Determine which lines of the records include the word "vangeluw", and copy them.

DATA:
☆ ☆ ☆

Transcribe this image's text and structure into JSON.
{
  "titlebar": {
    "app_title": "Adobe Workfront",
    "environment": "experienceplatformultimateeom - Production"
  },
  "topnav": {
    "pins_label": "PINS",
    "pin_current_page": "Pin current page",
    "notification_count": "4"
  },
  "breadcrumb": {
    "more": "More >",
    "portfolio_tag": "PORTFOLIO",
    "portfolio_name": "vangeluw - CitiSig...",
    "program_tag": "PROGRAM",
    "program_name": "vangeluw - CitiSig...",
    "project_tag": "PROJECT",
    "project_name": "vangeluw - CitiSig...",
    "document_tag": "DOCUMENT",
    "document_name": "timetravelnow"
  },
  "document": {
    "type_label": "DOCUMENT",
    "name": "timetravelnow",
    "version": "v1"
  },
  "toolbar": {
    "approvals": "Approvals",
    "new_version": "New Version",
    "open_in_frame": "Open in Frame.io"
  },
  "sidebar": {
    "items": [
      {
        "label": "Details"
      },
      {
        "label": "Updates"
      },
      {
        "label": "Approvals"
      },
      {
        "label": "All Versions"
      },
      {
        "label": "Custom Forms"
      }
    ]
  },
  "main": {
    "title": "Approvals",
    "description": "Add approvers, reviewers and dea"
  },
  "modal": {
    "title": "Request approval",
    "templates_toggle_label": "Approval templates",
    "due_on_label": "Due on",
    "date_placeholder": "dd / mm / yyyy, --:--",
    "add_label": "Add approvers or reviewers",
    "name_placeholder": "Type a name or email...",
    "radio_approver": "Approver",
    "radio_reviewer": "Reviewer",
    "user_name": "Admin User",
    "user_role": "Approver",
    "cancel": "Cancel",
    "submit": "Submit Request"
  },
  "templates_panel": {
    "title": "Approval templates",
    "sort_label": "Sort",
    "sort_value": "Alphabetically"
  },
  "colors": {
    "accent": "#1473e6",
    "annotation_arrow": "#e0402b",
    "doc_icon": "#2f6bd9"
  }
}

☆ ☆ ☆

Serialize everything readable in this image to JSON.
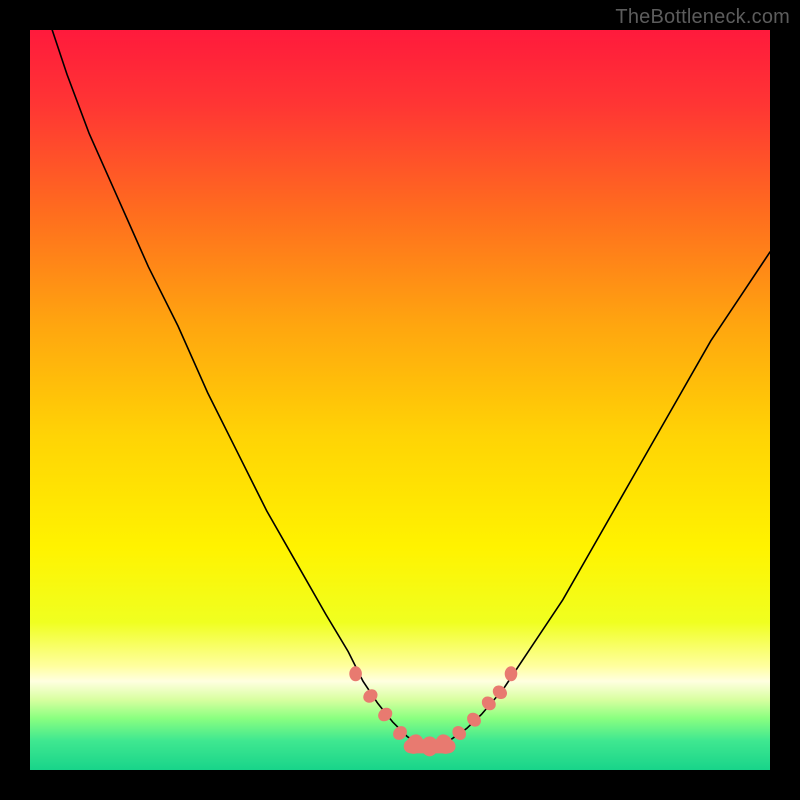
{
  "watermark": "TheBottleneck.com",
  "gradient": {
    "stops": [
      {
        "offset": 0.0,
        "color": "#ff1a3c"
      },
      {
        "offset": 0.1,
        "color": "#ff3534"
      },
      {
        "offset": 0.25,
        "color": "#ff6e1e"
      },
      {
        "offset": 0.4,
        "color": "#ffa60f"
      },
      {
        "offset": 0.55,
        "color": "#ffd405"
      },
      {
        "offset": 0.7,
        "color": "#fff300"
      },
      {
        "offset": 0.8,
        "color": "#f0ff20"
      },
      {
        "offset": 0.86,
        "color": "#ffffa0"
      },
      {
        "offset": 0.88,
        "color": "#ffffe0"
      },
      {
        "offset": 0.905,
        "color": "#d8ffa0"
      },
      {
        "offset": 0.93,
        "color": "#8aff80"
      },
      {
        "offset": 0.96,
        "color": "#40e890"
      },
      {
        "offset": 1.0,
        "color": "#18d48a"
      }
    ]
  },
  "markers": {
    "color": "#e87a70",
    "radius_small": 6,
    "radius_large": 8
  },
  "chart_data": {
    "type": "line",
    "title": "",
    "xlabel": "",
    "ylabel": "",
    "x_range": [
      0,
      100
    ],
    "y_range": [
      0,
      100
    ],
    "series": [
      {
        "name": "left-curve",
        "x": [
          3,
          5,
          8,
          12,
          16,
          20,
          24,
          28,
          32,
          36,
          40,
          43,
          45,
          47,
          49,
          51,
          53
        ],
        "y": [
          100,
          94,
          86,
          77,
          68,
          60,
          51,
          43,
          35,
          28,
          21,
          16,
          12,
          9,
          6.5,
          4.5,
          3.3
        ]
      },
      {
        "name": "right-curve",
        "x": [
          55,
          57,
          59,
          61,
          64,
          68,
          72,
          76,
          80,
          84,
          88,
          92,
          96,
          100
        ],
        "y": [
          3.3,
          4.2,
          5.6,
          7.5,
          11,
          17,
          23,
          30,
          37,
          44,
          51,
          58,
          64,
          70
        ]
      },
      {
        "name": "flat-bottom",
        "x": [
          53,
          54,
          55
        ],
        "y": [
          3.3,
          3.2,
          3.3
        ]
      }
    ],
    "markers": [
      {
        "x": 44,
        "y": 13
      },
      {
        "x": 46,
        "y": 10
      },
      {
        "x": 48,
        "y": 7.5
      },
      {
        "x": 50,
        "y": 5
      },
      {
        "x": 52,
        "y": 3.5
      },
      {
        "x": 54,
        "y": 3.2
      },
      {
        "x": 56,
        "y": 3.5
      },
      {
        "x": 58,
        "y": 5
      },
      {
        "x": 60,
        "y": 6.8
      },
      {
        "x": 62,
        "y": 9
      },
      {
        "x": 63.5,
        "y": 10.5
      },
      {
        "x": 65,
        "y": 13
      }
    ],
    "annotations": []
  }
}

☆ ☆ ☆

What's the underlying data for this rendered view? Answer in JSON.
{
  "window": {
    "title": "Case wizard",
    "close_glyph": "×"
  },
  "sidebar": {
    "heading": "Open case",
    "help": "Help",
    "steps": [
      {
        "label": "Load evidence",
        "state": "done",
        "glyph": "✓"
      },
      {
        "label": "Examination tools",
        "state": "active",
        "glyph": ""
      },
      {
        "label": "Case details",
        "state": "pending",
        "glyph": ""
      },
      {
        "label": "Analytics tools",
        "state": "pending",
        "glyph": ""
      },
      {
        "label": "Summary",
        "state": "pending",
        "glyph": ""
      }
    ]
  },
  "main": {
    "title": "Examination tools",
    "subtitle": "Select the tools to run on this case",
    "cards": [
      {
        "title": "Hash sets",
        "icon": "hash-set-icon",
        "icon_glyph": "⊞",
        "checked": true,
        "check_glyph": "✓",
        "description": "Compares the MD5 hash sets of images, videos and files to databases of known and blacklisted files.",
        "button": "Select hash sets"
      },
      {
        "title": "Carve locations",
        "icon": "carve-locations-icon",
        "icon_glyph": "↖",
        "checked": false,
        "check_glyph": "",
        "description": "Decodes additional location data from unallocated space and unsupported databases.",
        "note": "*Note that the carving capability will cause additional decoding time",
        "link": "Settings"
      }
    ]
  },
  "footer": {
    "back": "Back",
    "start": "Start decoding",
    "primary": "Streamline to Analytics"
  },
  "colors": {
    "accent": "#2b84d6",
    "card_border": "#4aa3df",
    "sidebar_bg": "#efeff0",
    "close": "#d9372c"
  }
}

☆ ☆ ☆

RESULT OF THE TASK:
    "portfolio_name": "vangeluw - CitiSig...",
    "program_name": "vangeluw - CitiSig...",
    "project_name": "vangeluw - CitiSig...",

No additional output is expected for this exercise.